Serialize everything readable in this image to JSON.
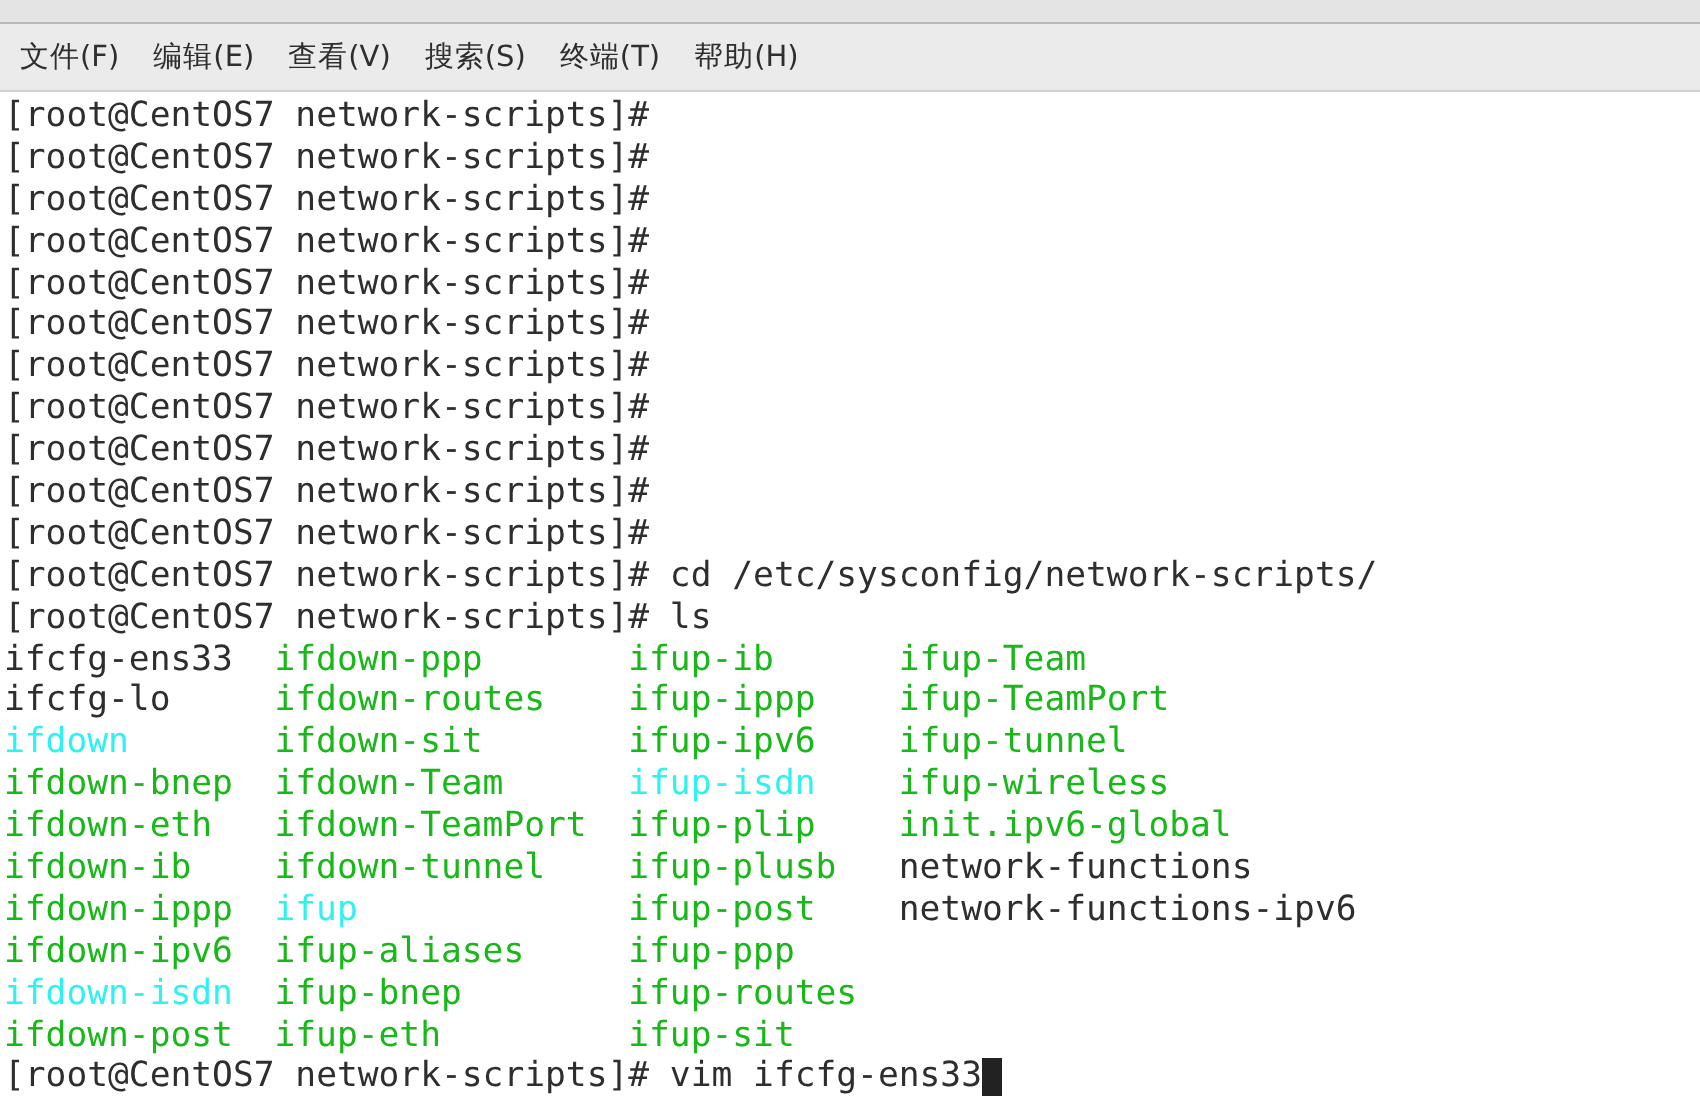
{
  "menu": [
    "文件(F)",
    "编辑(E)",
    "查看(V)",
    "搜索(S)",
    "终端(T)",
    "帮助(H)"
  ],
  "terminal": {
    "lines": [
      {
        "kind": "prompt",
        "prompt": "[root@CentOS7 network-scripts]#"
      },
      {
        "kind": "prompt",
        "prompt": "[root@CentOS7 network-scripts]#"
      },
      {
        "kind": "prompt",
        "prompt": "[root@CentOS7 network-scripts]#"
      },
      {
        "kind": "prompt",
        "prompt": "[root@CentOS7 network-scripts]#"
      },
      {
        "kind": "prompt",
        "prompt": "[root@CentOS7 network-scripts]#"
      },
      {
        "kind": "prompt",
        "prompt": "[root@CentOS7 network-scripts]#"
      },
      {
        "kind": "prompt",
        "prompt": "[root@CentOS7 network-scripts]#"
      },
      {
        "kind": "prompt",
        "prompt": "[root@CentOS7 network-scripts]#"
      },
      {
        "kind": "prompt",
        "prompt": "[root@CentOS7 network-scripts]#"
      },
      {
        "kind": "prompt",
        "prompt": "[root@CentOS7 network-scripts]#"
      },
      {
        "kind": "prompt",
        "prompt": "[root@CentOS7 network-scripts]#"
      },
      {
        "kind": "prompt",
        "prompt": "[root@CentOS7 network-scripts]#",
        "command": "cd /etc/sysconfig/network-scripts/"
      },
      {
        "kind": "prompt",
        "prompt": "[root@CentOS7 network-scripts]#",
        "command": "ls"
      },
      {
        "kind": "listing",
        "entries": [
          {
            "name": "ifcfg-ens33",
            "kind": "file"
          },
          {
            "name": "ifdown-ppp",
            "kind": "executable"
          },
          {
            "name": "ifup-ib",
            "kind": "executable"
          },
          {
            "name": "ifup-Team",
            "kind": "executable"
          }
        ]
      },
      {
        "kind": "listing",
        "entries": [
          {
            "name": "ifcfg-lo",
            "kind": "file"
          },
          {
            "name": "ifdown-routes",
            "kind": "executable"
          },
          {
            "name": "ifup-ippp",
            "kind": "executable"
          },
          {
            "name": "ifup-TeamPort",
            "kind": "executable"
          }
        ]
      },
      {
        "kind": "listing",
        "entries": [
          {
            "name": "ifdown",
            "kind": "link"
          },
          {
            "name": "ifdown-sit",
            "kind": "executable"
          },
          {
            "name": "ifup-ipv6",
            "kind": "executable"
          },
          {
            "name": "ifup-tunnel",
            "kind": "executable"
          }
        ]
      },
      {
        "kind": "listing",
        "entries": [
          {
            "name": "ifdown-bnep",
            "kind": "executable"
          },
          {
            "name": "ifdown-Team",
            "kind": "executable"
          },
          {
            "name": "ifup-isdn",
            "kind": "link"
          },
          {
            "name": "ifup-wireless",
            "kind": "executable"
          }
        ]
      },
      {
        "kind": "listing",
        "entries": [
          {
            "name": "ifdown-eth",
            "kind": "executable"
          },
          {
            "name": "ifdown-TeamPort",
            "kind": "executable"
          },
          {
            "name": "ifup-plip",
            "kind": "executable"
          },
          {
            "name": "init.ipv6-global",
            "kind": "executable"
          }
        ]
      },
      {
        "kind": "listing",
        "entries": [
          {
            "name": "ifdown-ib",
            "kind": "executable"
          },
          {
            "name": "ifdown-tunnel",
            "kind": "executable"
          },
          {
            "name": "ifup-plusb",
            "kind": "executable"
          },
          {
            "name": "network-functions",
            "kind": "file"
          }
        ]
      },
      {
        "kind": "listing",
        "entries": [
          {
            "name": "ifdown-ippp",
            "kind": "executable"
          },
          {
            "name": "ifup",
            "kind": "link"
          },
          {
            "name": "ifup-post",
            "kind": "executable"
          },
          {
            "name": "network-functions-ipv6",
            "kind": "file"
          }
        ]
      },
      {
        "kind": "listing",
        "entries": [
          {
            "name": "ifdown-ipv6",
            "kind": "executable"
          },
          {
            "name": "ifup-aliases",
            "kind": "executable"
          },
          {
            "name": "ifup-ppp",
            "kind": "executable"
          }
        ]
      },
      {
        "kind": "listing",
        "entries": [
          {
            "name": "ifdown-isdn",
            "kind": "link"
          },
          {
            "name": "ifup-bnep",
            "kind": "executable"
          },
          {
            "name": "ifup-routes",
            "kind": "executable"
          }
        ]
      },
      {
        "kind": "listing",
        "entries": [
          {
            "name": "ifdown-post",
            "kind": "executable"
          },
          {
            "name": "ifup-eth",
            "kind": "executable"
          },
          {
            "name": "ifup-sit",
            "kind": "executable"
          }
        ]
      },
      {
        "kind": "prompt",
        "prompt": "[root@CentOS7 network-scripts]#",
        "command": "vim ifcfg-ens33",
        "cursor": true
      }
    ]
  }
}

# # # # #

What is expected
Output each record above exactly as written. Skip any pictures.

Response for this exercise
Serialize everything readable in this image to JSON.
{
  "menu": [
    "文件(F)",
    "编辑(E)",
    "查看(V)",
    "搜索(S)",
    "终端(T)",
    "帮助(H)"
  ],
  "terminal": {
    "lines": [
      {
        "kind": "prompt",
        "prompt": "[root@CentOS7 network-scripts]#"
      },
      {
        "kind": "prompt",
        "prompt": "[root@CentOS7 network-scripts]#"
      },
      {
        "kind": "prompt",
        "prompt": "[root@CentOS7 network-scripts]#"
      },
      {
        "kind": "prompt",
        "prompt": "[root@CentOS7 network-scripts]#"
      },
      {
        "kind": "prompt",
        "prompt": "[root@CentOS7 network-scripts]#"
      },
      {
        "kind": "prompt",
        "prompt": "[root@CentOS7 network-scripts]#"
      },
      {
        "kind": "prompt",
        "prompt": "[root@CentOS7 network-scripts]#"
      },
      {
        "kind": "prompt",
        "prompt": "[root@CentOS7 network-scripts]#"
      },
      {
        "kind": "prompt",
        "prompt": "[root@CentOS7 network-scripts]#"
      },
      {
        "kind": "prompt",
        "prompt": "[root@CentOS7 network-scripts]#"
      },
      {
        "kind": "prompt",
        "prompt": "[root@CentOS7 network-scripts]#"
      },
      {
        "kind": "prompt",
        "prompt": "[root@CentOS7 network-scripts]#",
        "command": "cd /etc/sysconfig/network-scripts/"
      },
      {
        "kind": "prompt",
        "prompt": "[root@CentOS7 network-scripts]#",
        "command": "ls"
      },
      {
        "kind": "listing",
        "entries": [
          {
            "name": "ifcfg-ens33",
            "kind": "file"
          },
          {
            "name": "ifdown-ppp",
            "kind": "executable"
          },
          {
            "name": "ifup-ib",
            "kind": "executable"
          },
          {
            "name": "ifup-Team",
            "kind": "executable"
          }
        ]
      },
      {
        "kind": "listing",
        "entries": [
          {
            "name": "ifcfg-lo",
            "kind": "file"
          },
          {
            "name": "ifdown-routes",
            "kind": "executable"
          },
          {
            "name": "ifup-ippp",
            "kind": "executable"
          },
          {
            "name": "ifup-TeamPort",
            "kind": "executable"
          }
        ]
      },
      {
        "kind": "listing",
        "entries": [
          {
            "name": "ifdown",
            "kind": "link"
          },
          {
            "name": "ifdown-sit",
            "kind": "executable"
          },
          {
            "name": "ifup-ipv6",
            "kind": "executable"
          },
          {
            "name": "ifup-tunnel",
            "kind": "executable"
          }
        ]
      },
      {
        "kind": "listing",
        "entries": [
          {
            "name": "ifdown-bnep",
            "kind": "executable"
          },
          {
            "name": "ifdown-Team",
            "kind": "executable"
          },
          {
            "name": "ifup-isdn",
            "kind": "link"
          },
          {
            "name": "ifup-wireless",
            "kind": "executable"
          }
        ]
      },
      {
        "kind": "listing",
        "entries": [
          {
            "name": "ifdown-eth",
            "kind": "executable"
          },
          {
            "name": "ifdown-TeamPort",
            "kind": "executable"
          },
          {
            "name": "ifup-plip",
            "kind": "executable"
          },
          {
            "name": "init.ipv6-global",
            "kind": "executable"
          }
        ]
      },
      {
        "kind": "listing",
        "entries": [
          {
            "name": "ifdown-ib",
            "kind": "executable"
          },
          {
            "name": "ifdown-tunnel",
            "kind": "executable"
          },
          {
            "name": "ifup-plusb",
            "kind": "executable"
          },
          {
            "name": "network-functions",
            "kind": "file"
          }
        ]
      },
      {
        "kind": "listing",
        "entries": [
          {
            "name": "ifdown-ippp",
            "kind": "executable"
          },
          {
            "name": "ifup",
            "kind": "link"
          },
          {
            "name": "ifup-post",
            "kind": "executable"
          },
          {
            "name": "network-functions-ipv6",
            "kind": "file"
          }
        ]
      },
      {
        "kind": "listing",
        "entries": [
          {
            "name": "ifdown-ipv6",
            "kind": "executable"
          },
          {
            "name": "ifup-aliases",
            "kind": "executable"
          },
          {
            "name": "ifup-ppp",
            "kind": "executable"
          }
        ]
      },
      {
        "kind": "listing",
        "entries": [
          {
            "name": "ifdown-isdn",
            "kind": "link"
          },
          {
            "name": "ifup-bnep",
            "kind": "executable"
          },
          {
            "name": "ifup-routes",
            "kind": "executable"
          }
        ]
      },
      {
        "kind": "listing",
        "entries": [
          {
            "name": "ifdown-post",
            "kind": "executable"
          },
          {
            "name": "ifup-eth",
            "kind": "executable"
          },
          {
            "name": "ifup-sit",
            "kind": "executable"
          }
        ]
      },
      {
        "kind": "prompt",
        "prompt": "[root@CentOS7 network-scripts]#",
        "command": "vim ifcfg-ens33",
        "cursor": true
      }
    ]
  }
}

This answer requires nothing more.